[[ Information provided open ]]
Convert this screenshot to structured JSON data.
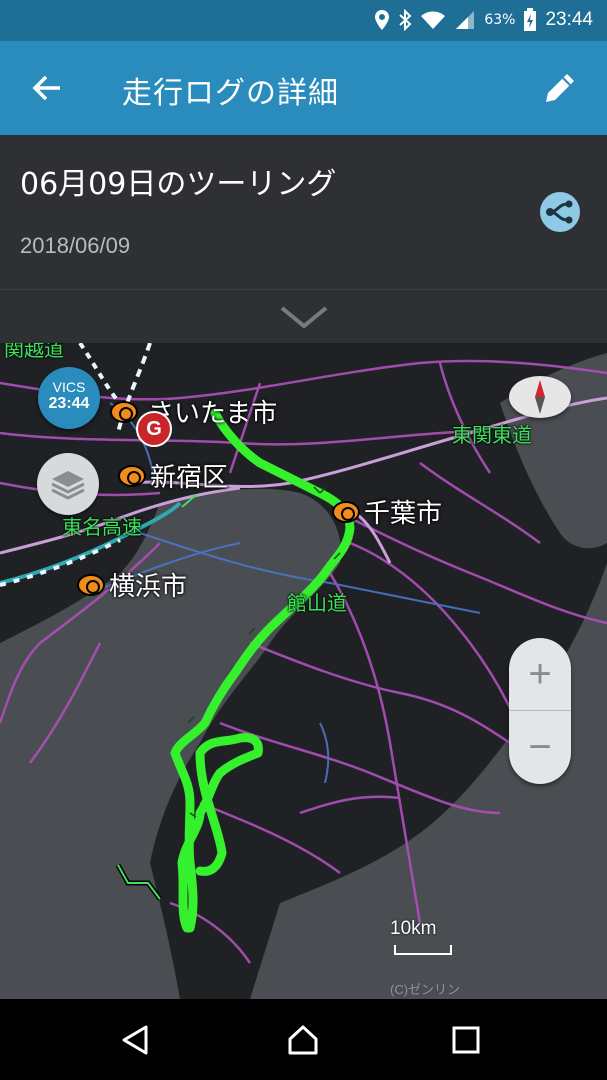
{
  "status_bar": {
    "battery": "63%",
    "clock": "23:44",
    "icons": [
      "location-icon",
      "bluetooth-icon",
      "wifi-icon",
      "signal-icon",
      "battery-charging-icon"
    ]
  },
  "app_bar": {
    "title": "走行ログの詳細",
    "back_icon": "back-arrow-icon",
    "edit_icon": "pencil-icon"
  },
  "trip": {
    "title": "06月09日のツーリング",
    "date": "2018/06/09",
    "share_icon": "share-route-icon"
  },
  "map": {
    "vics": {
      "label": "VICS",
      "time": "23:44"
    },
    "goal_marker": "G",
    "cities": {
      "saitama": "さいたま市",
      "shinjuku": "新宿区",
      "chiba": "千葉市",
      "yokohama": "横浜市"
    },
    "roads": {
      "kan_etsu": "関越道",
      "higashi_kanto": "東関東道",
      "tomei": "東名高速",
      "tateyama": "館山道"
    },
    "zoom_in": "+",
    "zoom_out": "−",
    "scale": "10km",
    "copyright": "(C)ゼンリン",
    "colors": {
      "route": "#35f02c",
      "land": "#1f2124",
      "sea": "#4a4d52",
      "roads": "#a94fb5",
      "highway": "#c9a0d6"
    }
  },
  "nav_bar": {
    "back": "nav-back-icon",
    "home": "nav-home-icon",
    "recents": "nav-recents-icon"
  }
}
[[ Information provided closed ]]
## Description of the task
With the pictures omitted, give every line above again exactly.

## Response
Convert this screenshot to structured JSON data.
{
  "status_bar": {
    "battery": "63%",
    "clock": "23:44",
    "icons": [
      "location-icon",
      "bluetooth-icon",
      "wifi-icon",
      "signal-icon",
      "battery-charging-icon"
    ]
  },
  "app_bar": {
    "title": "走行ログの詳細",
    "back_icon": "back-arrow-icon",
    "edit_icon": "pencil-icon"
  },
  "trip": {
    "title": "06月09日のツーリング",
    "date": "2018/06/09",
    "share_icon": "share-route-icon"
  },
  "map": {
    "vics": {
      "label": "VICS",
      "time": "23:44"
    },
    "goal_marker": "G",
    "cities": {
      "saitama": "さいたま市",
      "shinjuku": "新宿区",
      "chiba": "千葉市",
      "yokohama": "横浜市"
    },
    "roads": {
      "kan_etsu": "関越道",
      "higashi_kanto": "東関東道",
      "tomei": "東名高速",
      "tateyama": "館山道"
    },
    "zoom_in": "+",
    "zoom_out": "−",
    "scale": "10km",
    "copyright": "(C)ゼンリン",
    "colors": {
      "route": "#35f02c",
      "land": "#1f2124",
      "sea": "#4a4d52",
      "roads": "#a94fb5",
      "highway": "#c9a0d6"
    }
  },
  "nav_bar": {
    "back": "nav-back-icon",
    "home": "nav-home-icon",
    "recents": "nav-recents-icon"
  }
}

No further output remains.